‘Ready Player One’ Offers Thrilling Video Game Plotline in Book Form


As the younger sibling of a brother whose hobbies mainly consist of gaming, I’m probably the most knowledgeable about computer and video games among my friends. My mediocre understanding of gaming, however, did not prepare me for the intense virtual universe of Ready Player One.

The book is set in the dystopian future of 2044, where the massively multiplayer online role-playing game (MMORPG) and virtual society known as the OASIS has taken the world by storm. Wade Watts, an orphaned teenager who has spent years of his free time immersing himself in the culture of the 1980s, is the main protagonist and narrator of the story. Like many others, Wade is a gunter — someone who is searching for the hidden Easter Egg that the OASIS’ creator James Halliday hinted about before his death

Despite being local Austin author Ernest Cline’s first novel, Ready Player One has been quite successful, even among the stacks of dystopian fiction on today’s library shelves. In an interesting parallel to the book’s plot, Cline announced ten months after the first edition release that the novel itself contained an Easter Egg that would serve as a clue and precursor to a series of video gaming tests. The grand prize— a DeLorean DMC-12, which is an iconic sports car featuring gull-wing doors— was claimed by Craig Queen in August 2012. Additionally, a fanfiction titled Lacero was published in the 2016 edition as a canonical prequel to the book. And on top of all of that, the movie adaptation of the book has been picked up by Steven Spielberg. It will begin production this spring, with the release date set in March 2018.

But enough about the post-publication clamor; let’s get on to the novel itself. The concepts introduced in the story weren’t particularly mindblowing and some of the plot points sounded rather familiar, but it had its share of interesting twists. As the story is narrated from the viewpoint of Wade— a geeky but otherwise pretty normal teenager— the tone is mainly conversational and relatable, with frequent undertones of sarcastic humor.

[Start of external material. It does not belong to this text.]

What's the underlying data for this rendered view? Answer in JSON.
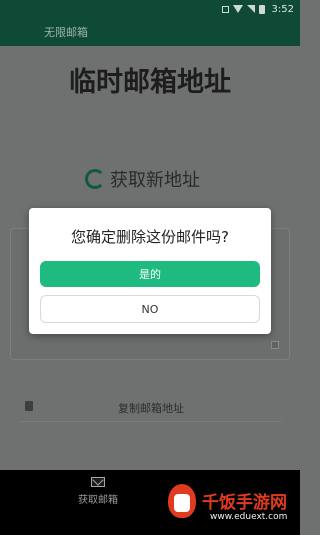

The one decisive aspect of the book that makes the reader either love it or want to burn it to ashes is the massive, heavy reliance on 80’s culture. If you’re an all-out ’80s geek, there’s a good chance that you’ll like the book simply because there are enough references throughout the story to satisfy you fifteen times over. If, like me, you don’t know anything about the ’80s, the whole thing can be a bit overwhelming.

Personally, I wasn’t too bothered by the name-dropping and dozens of references to pop culture and gaming, since I was interested enough in the story to keep reading. But for others, the immense, indispensable role that ’80s pop culture plays in the novel — and, for those who are less knowledgeable in that area, the feeling of exclusion that inevitably accompanies it — can be a turn-off. While the plotline isn’t horrible, it’s impossible to just ignore the cultural background without making the story lose something essential.

Overall, Ready Player One is a commendable book, with interesting characters and relatable humor. If you don’t mind some mild language and a deluge of ’80s culture and gaming references, this is a great read for you!